• [Your task] Set the entries below down again, please. Match them exactly.

• [Data shown]
BEGIN

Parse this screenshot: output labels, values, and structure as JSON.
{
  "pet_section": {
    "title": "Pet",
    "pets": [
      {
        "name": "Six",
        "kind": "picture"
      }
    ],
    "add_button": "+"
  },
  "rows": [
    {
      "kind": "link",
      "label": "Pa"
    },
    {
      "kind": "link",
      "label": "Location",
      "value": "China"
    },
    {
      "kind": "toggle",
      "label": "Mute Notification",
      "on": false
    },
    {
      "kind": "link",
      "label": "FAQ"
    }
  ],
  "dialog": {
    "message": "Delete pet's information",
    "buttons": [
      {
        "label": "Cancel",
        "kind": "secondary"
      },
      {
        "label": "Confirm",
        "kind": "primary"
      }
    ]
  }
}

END

• [Your solution]
Parse this screenshot: output labels, values, and structure as JSON.
{
  "pet_section": {
    "title": "Pet",
    "pets": [
      {
        "name": "Six",
        "kind": "picture"
      }
    ],
    "add_button": "+"
  },
  "rows": [
    {
      "kind": "link",
      "label": "Pa"
    },
    {
      "kind": "link",
      "label": "Location",
      "value": "China"
    },
    {
      "kind": "toggle",
      "label": "Mute Notification",
      "on": false
    },
    {
      "kind": "link",
      "label": "FAQ"
    }
  ],
  "dialog": {
    "message": "Delete pet's information",
    "buttons": [
      {
        "label": "Cancel",
        "kind": "secondary"
      },
      {
        "label": "Confirm",
        "kind": "primary"
      }
    ]
  }
}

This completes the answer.